Ollerenshaw was a product of her time, not a deliberate breaker of barriers. But she sometimes ended up flouting conventional notions of her role in society. At age eight, she went deaf. Otosclerosis, an abnormal bone growth in the middle ear, ran in her family, and an infection precipitated her deafness. She learned to read lips and went to a small school that was able to give her the attention and accommodations she needed to cope with her impairment. She believes that her deafness made mathematics an appealing subject: understanding it relied much less on hearing than other subjects did, and she benefited from good teachers who encouraged her natural mathematical curiosity. But at that time people assumed that teaching was the only appropriate mathematical career for a woman and that a deaf person could never become a teacher. The school tried to keep her out of higher math classes at age 16, but Ollerenshaw threw a fit and convinced the administration to let her continue studying math.
After graduating, Ollerenshaw gained admittance and a scholarship to Oxford, in part because her interviewers did not know she was deaf—her lipreading skill was good enough to conceal her handicap. (She had had trouble reading lips at her interview with the University of Cambridge, however, and mentioned her difficulty to an interviewer. They were much less enthusiastic about having her.) She became engaged in 1931 during her first term to childhood friend Robert Ollerenshaw, a medical student, and "envisaged a life as Robert's wife, he a practicing surgeon, myself playing the role of the supporting wife and, hopefully, mother." She wrote that her domestic ambitions and interest in sports kept her from paying as much attention to her studies as she might have. "I spent too much time playing hockey and going with Robert to dances," she wrote.
Had it not been for the interruption of everyday life by World War II, she may have continued along her planned domestic path and never fully realized her mathematical potential. The couple married hastily in 1939, just after war broke out in Europe. As she explains, "I took it for granted that Robert would be posted abroad immediately—and be slaughtered in northern France as had happened to so many soldiers. I dreaded being left unmarried after so long betrothed."
Robert was not immediately deployed, and he survived many close calls during the war. The couple had a son, Charles, in 1941, and the next year, Robert was finally sent to the field. Ollerenshaw wrote the shock was so great that she had a miscarriage. "I cried nonstop for three days and then picked myself up and took the tramcar to the university to see how I could best use my mathematics (notwithstanding being deaf) to help the war effort." She returned to earn her PhD at Oxford while tutoring "emergency" mathematics courses.
After her husband returned from the war, Ollerenshaw taught math part-time at the University of Manchester while raising their two children. (A daughter, Florence, was born in 1946.) In 1954, a few years after her first hearing aid allowed her to participate more fully in conversations, she began her political career. "To serve on the Manchester education committee seemed an ideal way of giving the public service that I had been brought up to believe should be a main objective for those not obliged to earn their own living," she wrote.
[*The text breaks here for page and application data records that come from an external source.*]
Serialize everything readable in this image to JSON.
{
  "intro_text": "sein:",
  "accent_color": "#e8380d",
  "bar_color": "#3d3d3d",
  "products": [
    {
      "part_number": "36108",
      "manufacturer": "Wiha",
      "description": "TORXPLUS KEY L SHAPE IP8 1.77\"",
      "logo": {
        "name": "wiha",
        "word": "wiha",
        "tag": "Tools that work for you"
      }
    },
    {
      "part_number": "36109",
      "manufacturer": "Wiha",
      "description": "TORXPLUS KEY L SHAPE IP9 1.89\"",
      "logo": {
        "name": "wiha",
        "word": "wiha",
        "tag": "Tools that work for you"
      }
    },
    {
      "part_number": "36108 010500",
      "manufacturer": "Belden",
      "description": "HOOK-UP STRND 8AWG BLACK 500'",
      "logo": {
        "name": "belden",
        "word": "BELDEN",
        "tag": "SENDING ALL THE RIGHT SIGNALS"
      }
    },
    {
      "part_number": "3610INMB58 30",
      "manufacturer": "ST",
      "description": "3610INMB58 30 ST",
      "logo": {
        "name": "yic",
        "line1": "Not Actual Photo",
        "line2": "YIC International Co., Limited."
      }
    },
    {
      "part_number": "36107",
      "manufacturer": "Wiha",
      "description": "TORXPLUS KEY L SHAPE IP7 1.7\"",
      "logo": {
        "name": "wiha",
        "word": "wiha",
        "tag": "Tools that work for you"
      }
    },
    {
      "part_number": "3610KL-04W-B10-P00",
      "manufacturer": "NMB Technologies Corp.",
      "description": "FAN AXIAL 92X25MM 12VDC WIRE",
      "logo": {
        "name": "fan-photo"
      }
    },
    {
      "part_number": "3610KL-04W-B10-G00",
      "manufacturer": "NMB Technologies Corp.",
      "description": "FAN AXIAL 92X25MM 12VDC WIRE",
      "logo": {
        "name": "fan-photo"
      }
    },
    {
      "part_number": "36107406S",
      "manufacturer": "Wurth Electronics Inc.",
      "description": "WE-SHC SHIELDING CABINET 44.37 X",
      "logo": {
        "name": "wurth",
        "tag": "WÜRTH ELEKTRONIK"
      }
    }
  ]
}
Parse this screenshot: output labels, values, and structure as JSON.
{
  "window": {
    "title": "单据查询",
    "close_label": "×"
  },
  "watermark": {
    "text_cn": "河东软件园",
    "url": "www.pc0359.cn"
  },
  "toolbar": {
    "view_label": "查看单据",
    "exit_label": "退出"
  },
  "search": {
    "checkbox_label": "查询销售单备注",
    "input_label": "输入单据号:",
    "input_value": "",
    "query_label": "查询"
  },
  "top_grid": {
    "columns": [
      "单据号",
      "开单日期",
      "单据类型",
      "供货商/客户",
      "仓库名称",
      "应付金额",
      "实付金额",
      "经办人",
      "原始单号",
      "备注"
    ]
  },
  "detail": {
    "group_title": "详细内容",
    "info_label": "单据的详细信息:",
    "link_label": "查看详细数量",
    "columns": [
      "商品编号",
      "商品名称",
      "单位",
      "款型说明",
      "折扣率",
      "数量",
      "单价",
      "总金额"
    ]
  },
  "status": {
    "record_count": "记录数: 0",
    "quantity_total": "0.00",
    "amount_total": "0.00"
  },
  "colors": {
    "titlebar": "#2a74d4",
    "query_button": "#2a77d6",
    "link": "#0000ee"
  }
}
Her long political career took her to the city council and numerous national education committees, including stints in Margaret Thatcher's administration in the 1980s. In 1971 she was knighted for services to education, earning the title Dame. In 1975–76 she served one term as Lord Mayor of Manchester, the "first citizen" who represented Manchester on formal and ceremonial occasions.
Ollerenshaw and her husband Robert bought a cottage 160 kilometers from Manchester just before she got involved in politics. Hodge Close was her haven, an escape from committees and duties, and the location where she performed most of her mathematics. "Every path, every steep hillside and grassy slope, every familiar rutted road has its memories of moments of insight when the solution, or at least a way forward for some problem that had been holding things up, suddenly became clear," she wrote. Mathematics was also a comfort during tragic times. In 1972 Ollerenshaw's daughter died after an 18-month battle with cancer. Her husband passed away in 1986, their son in 1999. "When I have needed solace and I have had to depend on my own resources, the mathematics has been there. I am grateful." But, as Edwards wrote, "she doesn't 'do' mathematics to escape from life. She does it because it is her greatest joy."